load-leveler

People with some flatbed experience tend to think of the standard flatbed trailer most often. This trailer is typically no more than 48 feet long with a bed that is between 4 and 5 feet off the ground. Standard flatbed trailers are suitable for all kinds of loads that do not qualify as wide or tall.

Carriers and drivers have several others to work with:

Removable Goosenecks

Also known as RGNs, these trailers have removable goosenecks that allow them to drop down so that the front can be used as a ramp. It is a good trailer option for construction equipment.

Step Decks 

Step deck trailers have a lower deck to accommodate loads that are too tall to fit under standard overpasses. These trailers can be coupled with trailer loading ramps to allow construction equipment to be driven into place before being secured.

Side Kit Trailers 

The side kit flatbed trailer is one with removable sides. The sides can be deployed for loads that would normally fit inside the width of a dry goods van, then removed again for loads that do not work well in confined spaces. They are very popular for transporting steel.

Stretch Trailers

Stretch trailers are usually removable goosenecks with built-in extensions that can be deployed to carry extra-long loads.

Double Drops

A double drop trailer has higher decks at the front and rear and a lower deck in the center.

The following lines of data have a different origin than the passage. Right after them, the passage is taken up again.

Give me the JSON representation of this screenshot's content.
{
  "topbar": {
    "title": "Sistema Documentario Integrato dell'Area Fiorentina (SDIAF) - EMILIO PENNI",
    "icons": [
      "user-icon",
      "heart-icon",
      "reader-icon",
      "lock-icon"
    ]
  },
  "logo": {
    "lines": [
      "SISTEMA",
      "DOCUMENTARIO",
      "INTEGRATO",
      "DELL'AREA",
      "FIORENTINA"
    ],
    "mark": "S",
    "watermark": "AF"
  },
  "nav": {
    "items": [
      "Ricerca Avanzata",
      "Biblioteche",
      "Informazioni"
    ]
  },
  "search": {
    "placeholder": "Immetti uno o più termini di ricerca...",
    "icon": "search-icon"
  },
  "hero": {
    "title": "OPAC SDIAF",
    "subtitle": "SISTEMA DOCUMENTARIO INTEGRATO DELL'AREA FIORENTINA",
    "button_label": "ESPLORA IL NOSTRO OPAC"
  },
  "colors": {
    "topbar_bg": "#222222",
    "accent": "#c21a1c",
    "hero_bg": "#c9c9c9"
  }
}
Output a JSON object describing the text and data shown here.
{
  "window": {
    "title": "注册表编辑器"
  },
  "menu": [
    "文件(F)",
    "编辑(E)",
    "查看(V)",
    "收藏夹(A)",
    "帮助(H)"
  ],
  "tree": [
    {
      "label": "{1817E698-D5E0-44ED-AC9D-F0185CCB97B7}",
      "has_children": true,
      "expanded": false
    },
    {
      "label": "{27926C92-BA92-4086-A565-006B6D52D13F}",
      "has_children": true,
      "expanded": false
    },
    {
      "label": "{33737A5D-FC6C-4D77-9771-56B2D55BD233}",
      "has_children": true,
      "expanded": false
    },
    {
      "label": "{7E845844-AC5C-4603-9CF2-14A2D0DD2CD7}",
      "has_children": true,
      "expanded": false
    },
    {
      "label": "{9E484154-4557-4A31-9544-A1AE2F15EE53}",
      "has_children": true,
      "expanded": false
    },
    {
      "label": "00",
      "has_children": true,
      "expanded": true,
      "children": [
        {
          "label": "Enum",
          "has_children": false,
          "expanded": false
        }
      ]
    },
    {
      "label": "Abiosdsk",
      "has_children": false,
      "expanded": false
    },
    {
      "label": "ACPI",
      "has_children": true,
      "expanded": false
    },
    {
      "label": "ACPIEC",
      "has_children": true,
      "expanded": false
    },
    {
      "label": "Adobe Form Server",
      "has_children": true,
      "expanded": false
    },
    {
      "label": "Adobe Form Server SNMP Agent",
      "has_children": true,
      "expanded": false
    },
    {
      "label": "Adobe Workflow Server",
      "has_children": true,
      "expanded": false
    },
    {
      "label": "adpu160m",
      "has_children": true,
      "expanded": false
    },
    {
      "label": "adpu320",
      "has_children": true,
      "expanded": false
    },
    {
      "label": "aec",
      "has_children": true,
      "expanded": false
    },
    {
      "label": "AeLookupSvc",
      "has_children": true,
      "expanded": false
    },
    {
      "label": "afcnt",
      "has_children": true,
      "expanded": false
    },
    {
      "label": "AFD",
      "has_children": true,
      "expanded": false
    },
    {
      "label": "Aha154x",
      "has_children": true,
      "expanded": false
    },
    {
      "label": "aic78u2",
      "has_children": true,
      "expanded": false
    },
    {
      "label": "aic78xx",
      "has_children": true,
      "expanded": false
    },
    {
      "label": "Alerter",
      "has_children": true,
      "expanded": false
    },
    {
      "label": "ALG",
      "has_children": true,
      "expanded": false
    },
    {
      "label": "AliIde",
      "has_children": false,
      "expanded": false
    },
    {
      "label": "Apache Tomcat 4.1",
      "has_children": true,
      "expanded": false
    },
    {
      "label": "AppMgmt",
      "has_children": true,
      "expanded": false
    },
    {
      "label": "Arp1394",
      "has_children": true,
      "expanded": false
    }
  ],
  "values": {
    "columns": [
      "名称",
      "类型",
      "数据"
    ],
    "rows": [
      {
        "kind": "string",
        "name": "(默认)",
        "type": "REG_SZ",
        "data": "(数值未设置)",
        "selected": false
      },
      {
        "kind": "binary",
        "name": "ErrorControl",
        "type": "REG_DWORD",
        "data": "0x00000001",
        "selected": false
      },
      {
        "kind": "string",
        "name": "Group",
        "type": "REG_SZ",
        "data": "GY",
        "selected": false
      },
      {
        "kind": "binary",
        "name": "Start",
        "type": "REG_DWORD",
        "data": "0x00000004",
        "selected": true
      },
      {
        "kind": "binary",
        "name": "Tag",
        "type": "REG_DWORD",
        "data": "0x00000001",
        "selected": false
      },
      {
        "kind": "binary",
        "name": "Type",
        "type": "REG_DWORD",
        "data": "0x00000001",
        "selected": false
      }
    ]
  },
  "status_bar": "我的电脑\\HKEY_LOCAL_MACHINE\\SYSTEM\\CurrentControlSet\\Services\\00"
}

Like step decks, they are ideal for loads that are otherwise too tall based on legal limits.

Each of these trailers can accommodate unique loads that do not fit well inside dry goods vans. But the cargo being hauled still has to be protected. That is where the different kinds of truck tarps come in.

Securing and Protecting Cargo

Truck tarps are just one component of a much larger system of cargo control and protection. State laws require truck drivers to properly secure their cargo prior to departing on a journey. Cargo must be routinely inspected to make sure it remains secure throughout. As for protection, it is up to drivers to make sure their cargo gets to its destination in good condition.

Truck tarps serve to provide the protection drivers need. A good, high-quality truck tarp will provide years of reliable service protecting cargo from road debris, sunlight, moisture, and other sources of potential damage. Yet maximum protection means choosing the right tarp for the right kind of load.

Mytee’s inventory includes every kind of truck tarp the flatbed trucker needs. We carry lumber tarps, steel tarps, coil tarps, and machinery tarps. We also offer smaller smoke tarps designed to protect cargo from exhaust stack soot. All our tarps are made with high-quality materials and to the most stringent standards.

Flatbed trucking is by no means a uniform enterprise. There are different kinds of trailers used to carry different types of loads, and a full range of truck tarps that drivers can deploy to protect those loads. Here at Mytee we have all the truck tarps and cargo control supplies you will need. You’ll have to handle the trailers yourself.